Good, cheap, fast. Pick two.
It’s the project management triangle, the triple constraint, the two-sentence explanation as to why we can’t always get what we want. In the corporate world, and especially in the world of video production, the quality, cost, and output speed of your project are what determines its ability to go ahead.
So when you’re looking to get a brand video made, which two elements should you choose? Is it better to favour quality over timing? Or to stick to your budget even if it means pulling back the scope of the video? Let’s take a quick look at the pros and cons of all three options:
1) Good and fast

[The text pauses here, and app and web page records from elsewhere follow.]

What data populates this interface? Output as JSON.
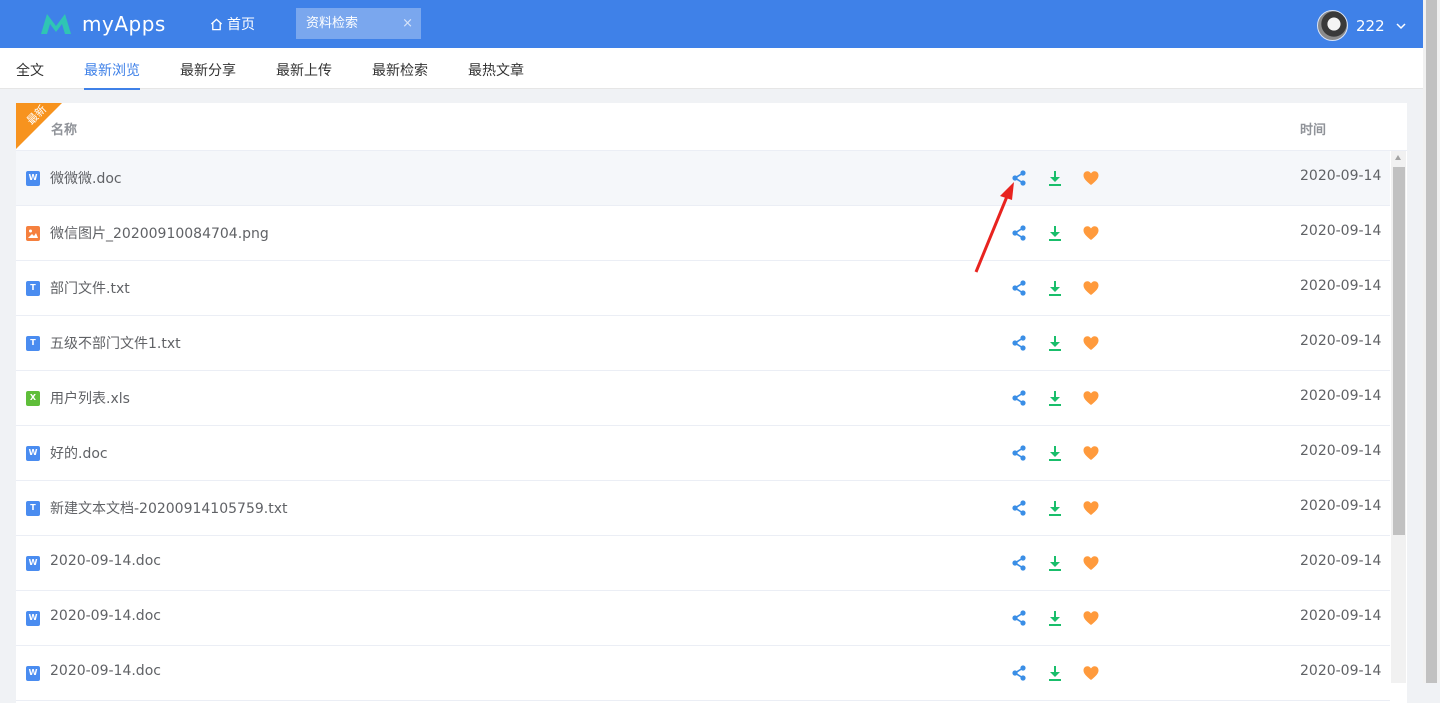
{
  "header": {
    "app_name": "myApps",
    "home_label": "首页",
    "open_tab": "资料检索",
    "tab_close": "×",
    "user_name": "222",
    "brand_color": "#3f81e8"
  },
  "subtabs": [
    {
      "label": "全文"
    },
    {
      "label": "最新浏览"
    },
    {
      "label": "最新分享"
    },
    {
      "label": "最新上传"
    },
    {
      "label": "最新检索"
    },
    {
      "label": "最热文章"
    }
  ],
  "active_subtab": "最新浏览",
  "table": {
    "ribbon": "最新",
    "col_name": "名称",
    "col_time": "时间",
    "rows": [
      {
        "type": "doc",
        "badge": "W",
        "name": "微微微.doc",
        "date": "2020-09-14"
      },
      {
        "type": "image",
        "badge": "",
        "name": "微信图片_20200910084704.png",
        "date": "2020-09-14"
      },
      {
        "type": "txt",
        "badge": "T",
        "name": "部门文件.txt",
        "date": "2020-09-14"
      },
      {
        "type": "txt",
        "badge": "T",
        "name": "五级不部门文件1.txt",
        "date": "2020-09-14"
      },
      {
        "type": "xls",
        "badge": "X",
        "name": "用户列表.xls",
        "date": "2020-09-14"
      },
      {
        "type": "doc",
        "badge": "W",
        "name": "好的.doc",
        "date": "2020-09-14"
      },
      {
        "type": "txt",
        "badge": "T",
        "name": "新建文本文档-20200914105759.txt",
        "date": "2020-09-14"
      },
      {
        "type": "doc",
        "badge": "W",
        "name": "2020-09-14.doc",
        "date": "2020-09-14"
      },
      {
        "type": "doc",
        "badge": "W",
        "name": "2020-09-14.doc",
        "date": "2020-09-14"
      },
      {
        "type": "doc",
        "badge": "W",
        "name": "2020-09-14.doc",
        "date": "2020-09-14"
      }
    ],
    "actions": [
      "share-icon",
      "download-icon",
      "favorite-heart-icon"
    ],
    "icon_colors": {
      "share": "#3a8ee6",
      "download": "#19be6b",
      "favorite": "#ff9a3c"
    }
  }
}
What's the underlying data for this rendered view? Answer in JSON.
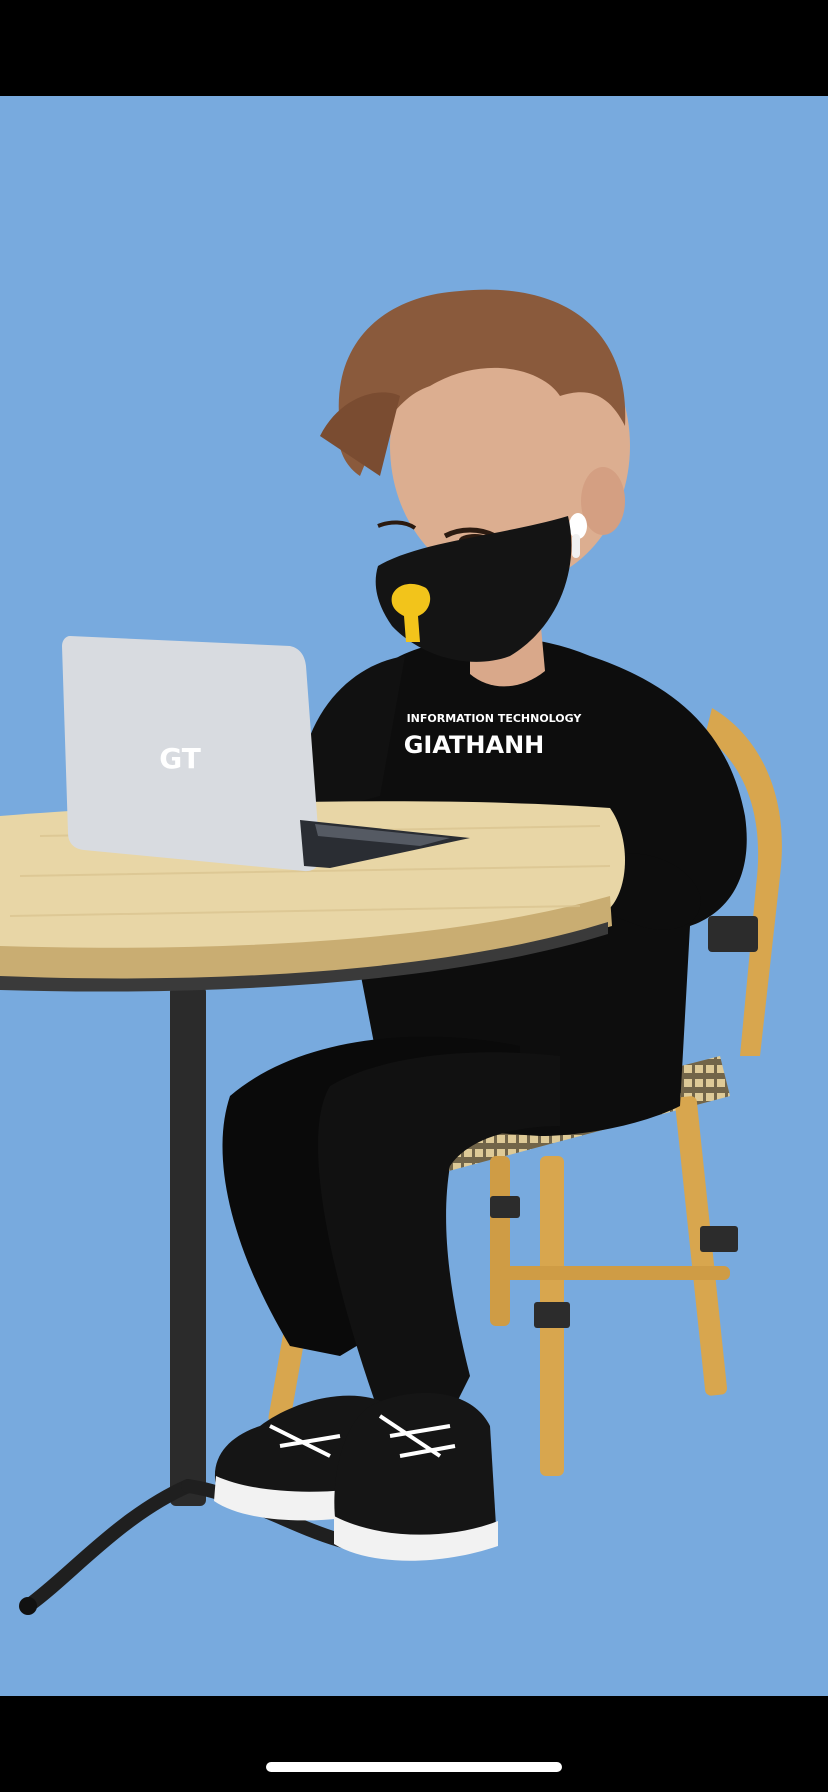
{
  "scene": {
    "background_color": "#78aade",
    "laptop_lid_text": "GT",
    "shirt_small_text": "INFORMATION TECHNOLOGY",
    "shirt_large_text": "GIATHANH"
  },
  "colors": {
    "bar": "#000000",
    "hair": "#8a5a3c",
    "skin": "#d9a88a",
    "mask": "#141414",
    "mask_logo": "#f2c41b",
    "shirt": "#0d0d0d",
    "pants": "#0a0a0a",
    "table_top": "#e8d6a6",
    "table_leg": "#2b2b2b",
    "laptop": "#d8dbe0",
    "chair": "#d8a64e"
  }
}
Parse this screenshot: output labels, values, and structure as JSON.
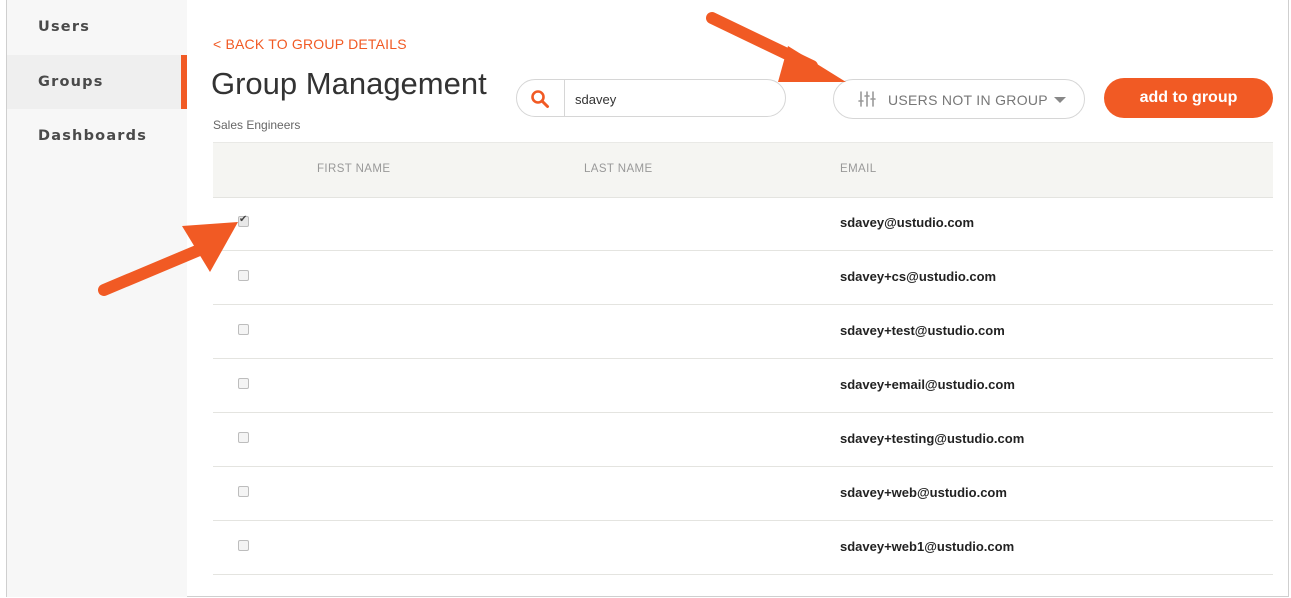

You’re after an awesome video that captures the attention of your consumers. Your brand has something significant to say, and you want to make sure it’s said right. Your corporate client has come to your agency with a marketing budget that leaves a bit of wiggle room. Welcome to the glorious world of a good and fast production.
This is the ideal choice if you can afford it. You’ve got the two best words in the triangle at your fingertips: it’s wise to be fast, it’s great to be good, but it’s not always preferable to be seen as cheap. But your video isn’t going to be cheap: it’s going to be good, and you’re gonna’ get it fast, and that’s good, right?
In the project management triangle ‘good’ is the holy grail. If you can afford a good brand video, then that’s almost certainly the route you should take, because who wants a bad one? No matter where on the spectrum of technology your target audience sits, good quality content reflects a professional brand, a competent brand, and a brand that can be trusted with the consumer’s money.
In the business world we know time is of the essence. A poorly timed campaign can ruin the success of an otherwise great promotion. A synchronised campaign with missing video elements doesn’t really feel synchronised at all. Releasing your brand’s new video at the right time for your marketing needs is important, which is why a ‘fast’ production is always preferable where possible.
Get ready to open your wallet, moneybags. Getting a rush-job on a project that maintains visual quality doesn’t come cheap. You’re paying animators and designers who must put aside existing work to make you their priority. And given the subjective nature of design work, different studios will work on different sliding scales of fees. It’s entirely up to you to research which production houses match your idea of ‘good’ and ‘fast’ relative to the amount they’re charging. Sometimes expensive isn’t better, sometimes it is. With the freedom of having an accommodating budget comes the extra work of researching where your money is best spent.
2) Good and cheap
So maybe the budget for this quarter needs to be stretched a little further than usual. Perhaps your B2B client has given your agency a hard dollar value to develop a campaign leaving you to squeeze every cent. You still want a top-quality video, but it’s more important for this project to watch your budget than your schedule. You’re diving head-first into the tenacious world of good and cheap production… eventually.
A great quality brand video without breaking the bank? Score! If you’ve got the time to wait, this can be an excellent option for working within a strict budget. You get the benefits of a good video without appearing cheap. And in some ways, having a little more time up your sleeve can be great for coming up with creative ideas according to author Adam Grant, who expounds the virtues of purposeful procrastination.
I hope you like waiting, because your ‘cheap’ dollar has bought you a spot at the back of the production line. Don’t get me wrong: you’re getting a good product… at some point. But everyone who’s paying the production house big bucks for a ‘fast’ video project will jump the queue, leaving you with either a video weeks, months, even years too late, or a project so disjointed by never-ending edits (because you’ve got the time, right?) that the ‘good’ simply becomes a mess of ‘meh’.
3) Cheap and fast
This is the least desirable, but sometimes unavoidable, situation to be in. Content production is important for the image of any brand, and sometimes any brand video is better than no brand video. You’ve stumbled into the seedy underworld of cheap and fast production and maybe, just maybe, you’ll make it out alive.
There is very little risk involved in a cheap and fast production. You go into the project expecting a certain lack of quality. In the best cases, you may be pleasantly surprised at how far a ‘cheap’ dollar will get you. After all, expensive doesn’t always equal good, and your idea of ‘fast’ might be perfectly acceptable to a high-output production house. In the worst case, the lack of quality makes the video campaign a total lost cause – but you’ve only lost a small investment of time and money anyway, so what’s the harm?
Here’s the harm. A small investment of time and money is still an investment, and continually placing your money on a horse that’s designed to lose is a bad, bad betting strategy. Continual use of cheap, fast videos to represent your brand or clients doesn’t reflect to the consumer your frugality and time management skills, it reflects the exact level of quality they’re seeing. The budget of a few forgone cheap, fast videos pooled together can buy you a good, fast video, and the time you spend waiting on a good, cheap video can be spent researching how you’re going to market it. There’s no similar upside to a cheap, fast video.
Whichever path you choose, keep in mind it’s not the only factor that goes into your video’s outcome. Promoting your brand video in effective ways, tracking the analytics of its performance, and deciding for yourself which factors actually determine ‘success’ for your brand campaign all play a much greater role than the simple choosing of good, cheap, or fast.
Written by Maree Railton